Renting a room in a new-build flat overlooking her childhood home, the unnamed narrator reflects on the personal and wider societal circumstances that have led to her current impasse, which sounds like many other millennial novels, until you factor in style. The bite and freshness of Pester’s prose, her exacting, layered sentences, have the ring of a serious writer who knows exactly what she wants to say. It’s the kind of novel with no fluff; every line feels earned.

This will not be a surprise to anyone who has read Pester’s Forward Prize-shortlisted debut collection of poetry, Comic Timing, the deadpan title of which is reminiscent of the Irish writer Nicole Flattery. The comparison holds for the book as a whole, page after page of sharp, finely-spun observations on modern life that contain flashes of humour so droll you almost miss them: “The unfortunate characteristic of all regional towns is that they are very definitely in Britain.”

Pester is a poet, novelist and academic who has worked in sound art and performance, with original dramatic work on BBC Radio 4, and collaborations with Serpentine Galleries, Women’s Art Library and the Wellcome Collection. Her poetry has appeared in Poetry Review, The White Review, Poetry London and Believer Magazine. Her fiction has been published in Granta and anthologised in Protest.


Pester’s background as a poet comes through in the images of ordinary life documented throughout The Lodgers, “a sputniky barbecue that was so rusty it made my teeth sing to be near it,” or a woman whose “lips went like a set of pink drawers sliding in and out”. The abstract plot and inventiveness with form, more of which later, show a playfulness at work but the novel is also assertively political as it charts the rootlessness and uncertainty of the narrator’s existence.

This is generation rent in high definition, from the minor indignities, “pay the rent into this bank account, but don’t say rent on the reference, say birthday money or something,” to the larger, more profound questions of identity and belonging, the psychological damage of only ever being a walk-on role in someone else’s show: “Lodger, a particularly mortal word. Lodger, a slightly naughty word. Lodger. A critterish word. Something furry crawls out of it.”

The latest flatshare has a mysteriously absent occupant, known only as Kav, so most of the action comes from the narrator’s attempts to visit her mother, Moffa, after a number of years away from her all-encompassing presence.

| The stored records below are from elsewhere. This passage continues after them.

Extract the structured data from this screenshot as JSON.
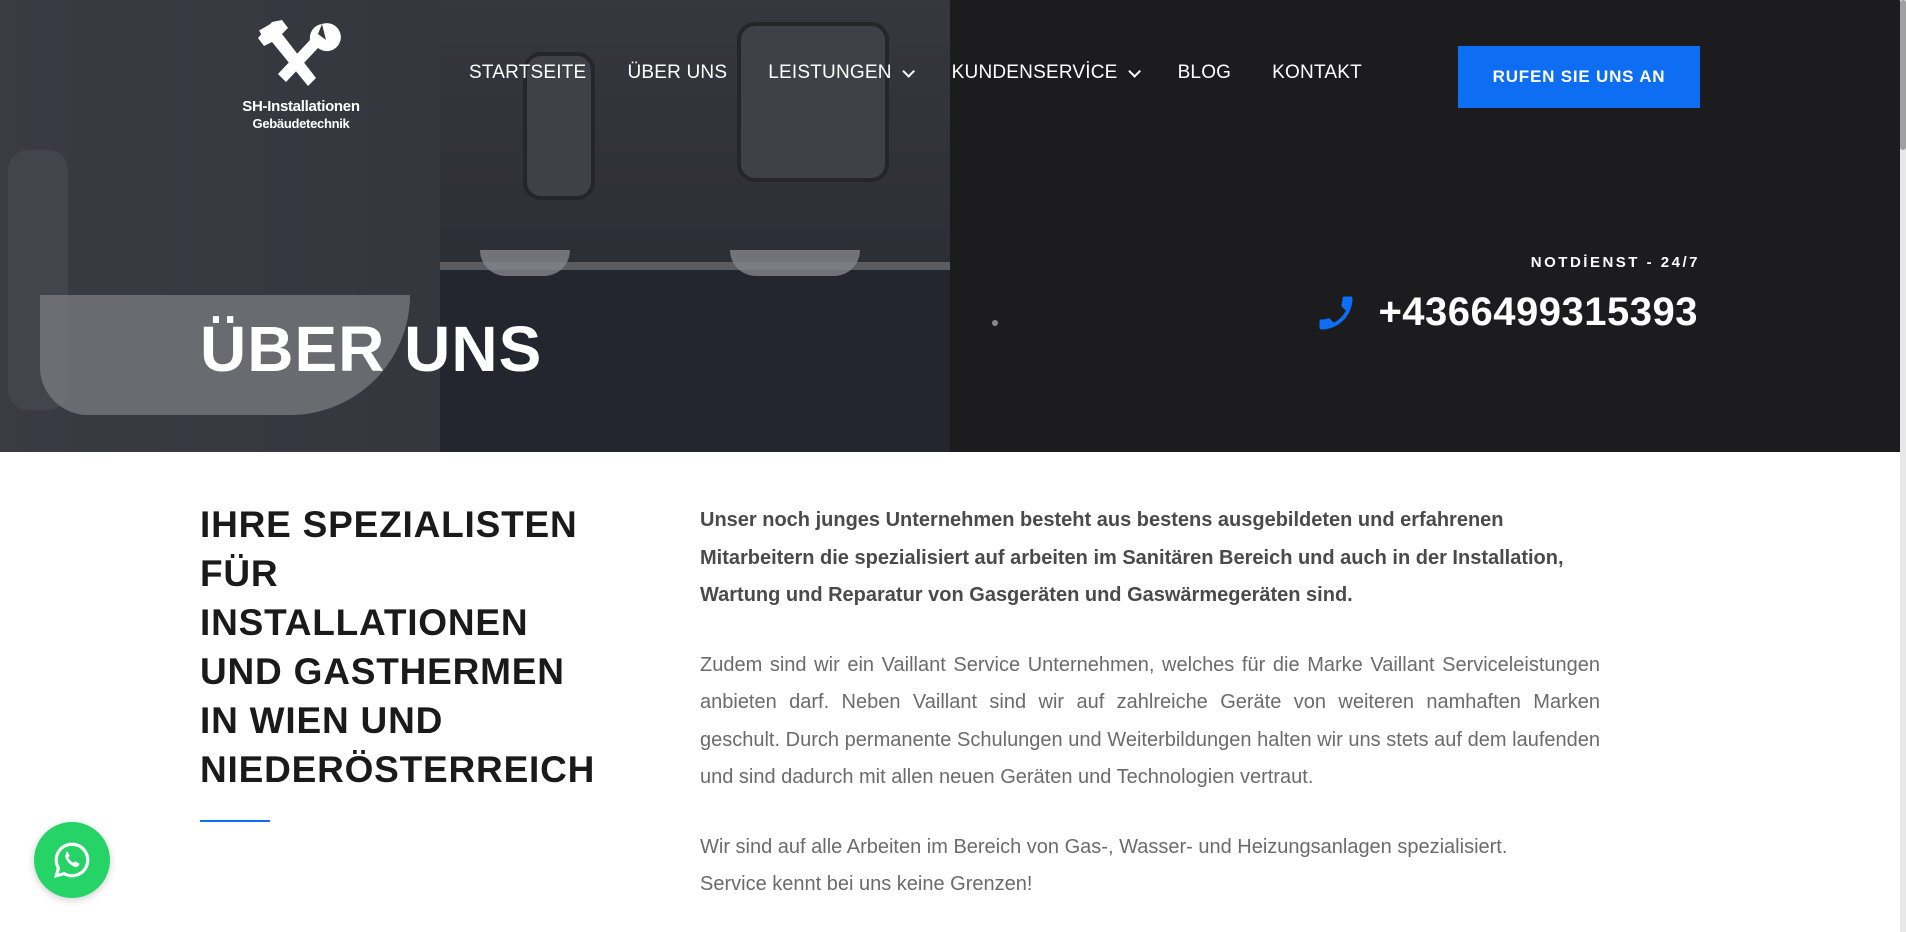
{
  "brand": {
    "name_line1": "SH-Installationen",
    "name_line2": "Gebäudetechnik",
    "logo_icon": "wrench-pipe-wrench-icon"
  },
  "nav": {
    "items": [
      {
        "label": "STARTSEITE",
        "has_dropdown": false
      },
      {
        "label": "ÜBER UNS",
        "has_dropdown": false
      },
      {
        "label": "LEISTUNGEN",
        "has_dropdown": true
      },
      {
        "label": "KUNDENSERVİCE",
        "has_dropdown": true
      },
      {
        "label": "BLOG",
        "has_dropdown": false
      },
      {
        "label": "KONTAKT",
        "has_dropdown": false
      }
    ],
    "cta_label": "RUFEN SIE UNS AN"
  },
  "hero": {
    "title": "ÜBER UNS",
    "emergency_label": "NOTDİENST - 24/7",
    "phone_number": "+4366499315393",
    "phone_icon": "phone-icon"
  },
  "about": {
    "heading_lines": [
      "IHRE SPEZIALISTEN",
      "FÜR",
      "INSTALLATIONEN",
      "UND GASTHERMEN",
      "IN WIEN UND",
      "NIEDERÖSTERREICH"
    ],
    "lead": "Unser noch junges Unternehmen besteht aus bestens ausgebildeten und erfahrenen Mitarbeitern die spezialisiert auf arbeiten im Sanitären Bereich und auch in der Installation, Wartung und Reparatur von Gasgeräten und Gaswärmegeräten sind.",
    "paragraph1": "Zudem sind wir ein Vaillant Service Unternehmen, welches für die Marke Vaillant Serviceleistungen anbieten darf. Neben Vaillant sind wir auf zahlreiche Geräte von weiteren namhaften Marken geschult. Durch permanente Schulungen und Weiterbildungen halten wir uns stets auf dem laufenden und sind dadurch mit allen neuen Geräten und Technologien vertraut.",
    "paragraph2": "Wir sind auf alle Arbeiten im Bereich von Gas-, Wasser- und Heizungsanlagen spezialisiert. Service kennt bei uns keine Grenzen!"
  },
  "floating": {
    "whatsapp_icon": "whatsapp-icon"
  },
  "colors": {
    "accent": "#0d6ef4",
    "hero_dark": "#1c1c1e",
    "whatsapp": "#25d366"
  }
}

A single parent who spent a lot of time on the road for her career as an actor – “Big women with loud, diverging voices; Amandas, Phèdres, Medeas, Lady Etceteras” – Moffa’s style of motherhood, in a stunning metaphor, is presented as an archetype of the lodger model: “That is where I learned to lodge, I mean, adapt and hide my needs rather than dig down, simply hover without much substance, meekly occupy, as the tenant of the tenant, it’s how I was born.”

The narrator’s quest for belonging, for a place of her own, is darkly mirrored by a second narrative, where she visualises, in great detail, the life of the lodger who replaced her in her previous accommodation. There is the sense that these sections, related in an intimate second person voice, are part act of imagination and part exorcism of the narrator’s own experiences of sharing a house with a single mother and her young daughter, who in turn shadow the narrator’s past.

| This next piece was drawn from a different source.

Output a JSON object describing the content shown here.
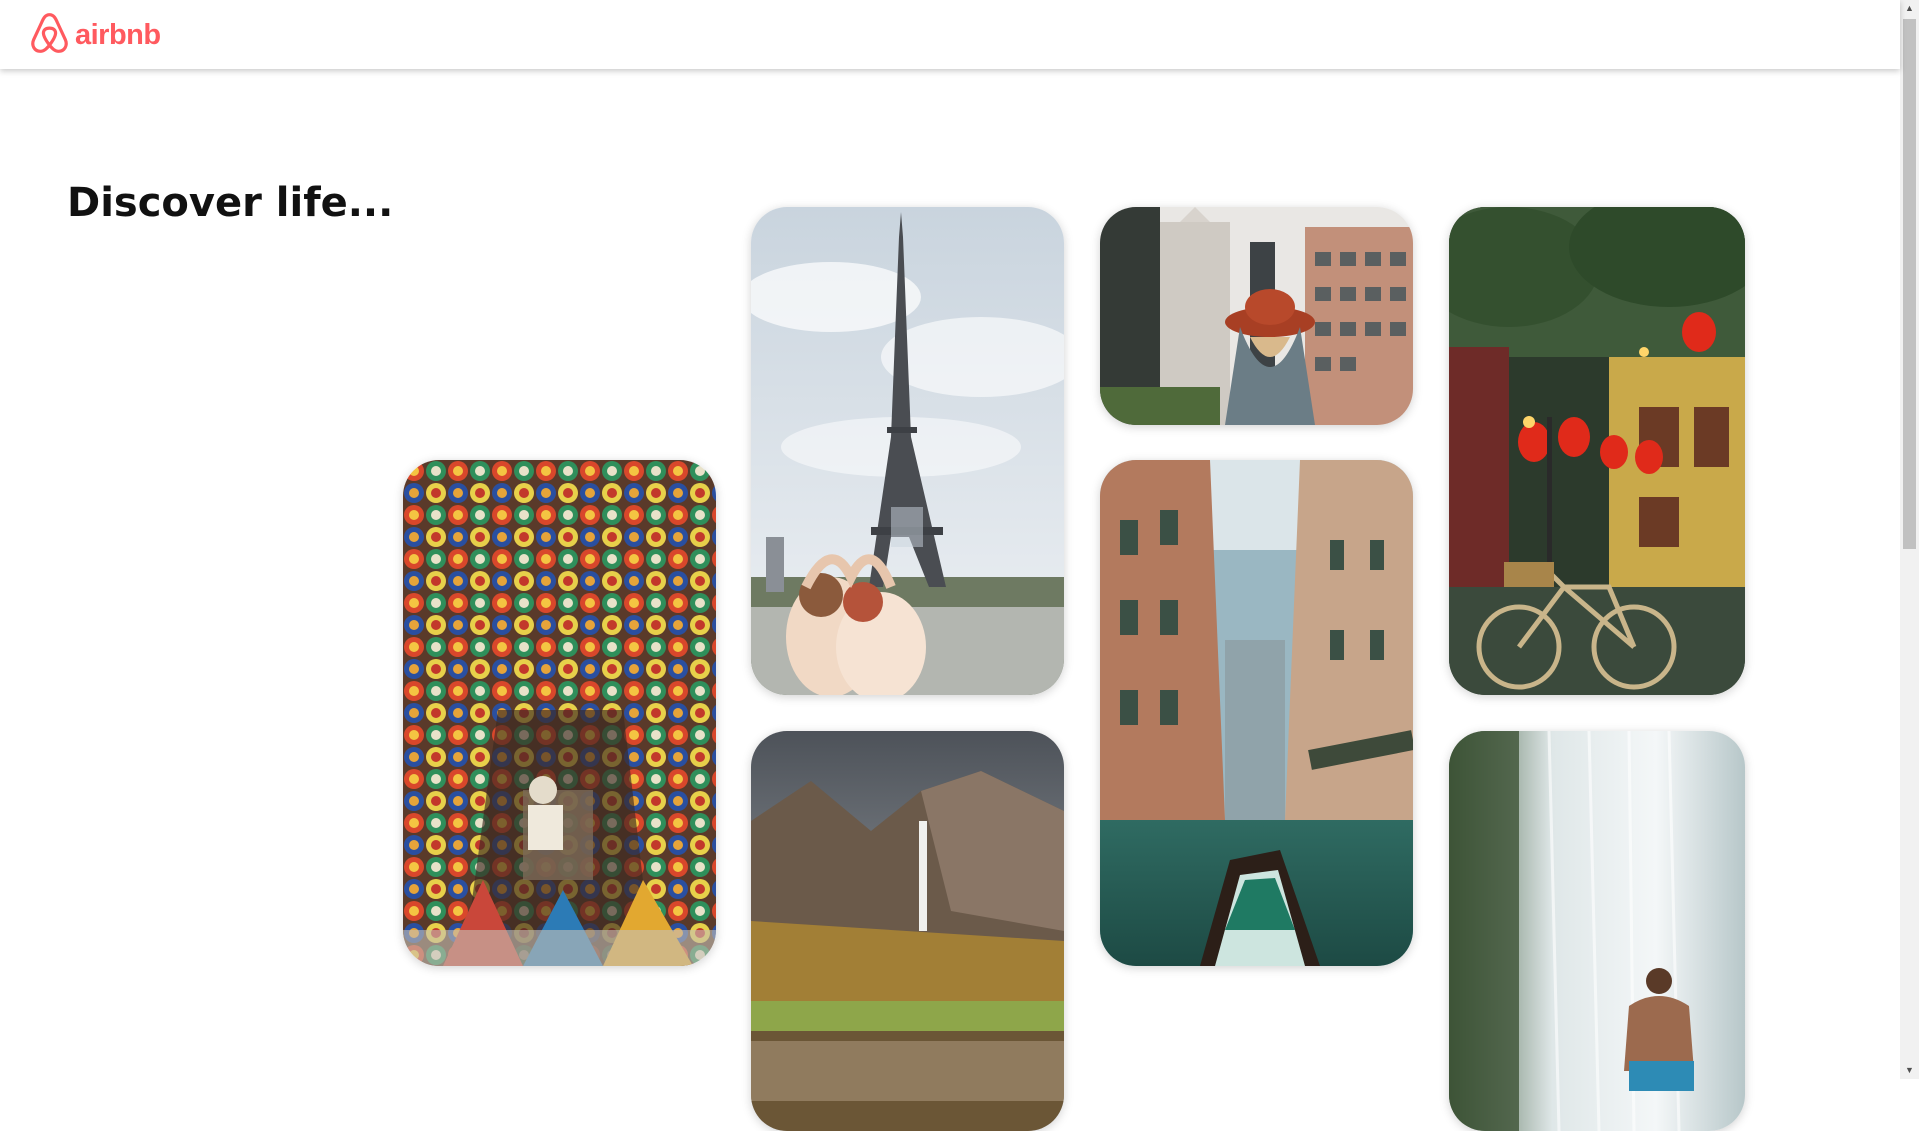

Pester’s characterisation is astute and full of emotional voltage. The mother is a “dazzlingly feminine” beautician who uses the narrator’s bedroom during the day for work, while the child comes through beautifully in all her barbaric need and love. This line had me thinking of the work of Anne Enright: “At the breakfast bar the girl is trying to brush her hair in the hand-held mirror but it’s really a performance, she is finding her way to herself.”

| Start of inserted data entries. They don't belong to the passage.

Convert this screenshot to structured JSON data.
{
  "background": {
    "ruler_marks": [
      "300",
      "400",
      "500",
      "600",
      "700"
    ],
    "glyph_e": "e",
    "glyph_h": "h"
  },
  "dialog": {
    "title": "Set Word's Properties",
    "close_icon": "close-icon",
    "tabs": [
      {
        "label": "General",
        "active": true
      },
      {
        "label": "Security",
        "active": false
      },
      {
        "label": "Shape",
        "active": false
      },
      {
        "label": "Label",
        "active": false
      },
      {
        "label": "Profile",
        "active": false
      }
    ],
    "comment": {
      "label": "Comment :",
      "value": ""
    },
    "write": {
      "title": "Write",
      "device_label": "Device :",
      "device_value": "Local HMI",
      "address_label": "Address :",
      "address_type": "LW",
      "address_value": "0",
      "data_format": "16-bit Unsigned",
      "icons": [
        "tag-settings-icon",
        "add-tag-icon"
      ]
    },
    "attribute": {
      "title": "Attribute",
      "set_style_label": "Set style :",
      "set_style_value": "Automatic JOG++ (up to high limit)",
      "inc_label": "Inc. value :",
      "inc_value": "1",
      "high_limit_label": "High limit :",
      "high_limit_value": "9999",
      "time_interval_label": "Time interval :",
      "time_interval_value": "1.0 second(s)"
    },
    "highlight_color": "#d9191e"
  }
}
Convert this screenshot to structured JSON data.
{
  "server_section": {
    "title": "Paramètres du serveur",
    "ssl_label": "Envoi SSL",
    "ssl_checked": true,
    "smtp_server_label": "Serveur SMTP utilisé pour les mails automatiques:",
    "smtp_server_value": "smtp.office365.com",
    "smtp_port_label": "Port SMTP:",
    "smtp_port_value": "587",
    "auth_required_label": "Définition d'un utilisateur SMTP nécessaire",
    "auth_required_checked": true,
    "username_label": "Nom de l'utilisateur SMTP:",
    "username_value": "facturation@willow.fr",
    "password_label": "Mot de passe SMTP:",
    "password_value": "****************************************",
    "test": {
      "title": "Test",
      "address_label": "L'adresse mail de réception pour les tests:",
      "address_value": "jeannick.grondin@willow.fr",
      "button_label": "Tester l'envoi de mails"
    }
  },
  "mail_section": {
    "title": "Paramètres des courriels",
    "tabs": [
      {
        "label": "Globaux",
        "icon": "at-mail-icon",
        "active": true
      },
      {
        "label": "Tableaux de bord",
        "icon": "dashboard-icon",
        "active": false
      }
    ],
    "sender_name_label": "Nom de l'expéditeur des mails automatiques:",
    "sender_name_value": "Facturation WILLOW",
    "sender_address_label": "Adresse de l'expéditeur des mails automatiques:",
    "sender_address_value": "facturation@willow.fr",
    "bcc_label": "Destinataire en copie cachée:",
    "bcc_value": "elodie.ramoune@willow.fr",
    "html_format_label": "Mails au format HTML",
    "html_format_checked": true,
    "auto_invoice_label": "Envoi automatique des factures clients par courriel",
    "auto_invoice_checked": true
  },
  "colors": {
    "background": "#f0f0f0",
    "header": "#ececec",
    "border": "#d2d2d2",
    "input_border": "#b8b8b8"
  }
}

The Lodgers marks Pester out as a writer to watch and should feature on many awards shortlists this year. It’s a smart, superbly crafted story on the state of a nation, told with an appropriately mordant tone, because really, when you can’t afford to live well, the joke wears pretty thin.

Sarah Gilmartin

Sarah Gilmartin

Sarah Gilmartin is a contributor to The Irish Times focusing on books and the wider arts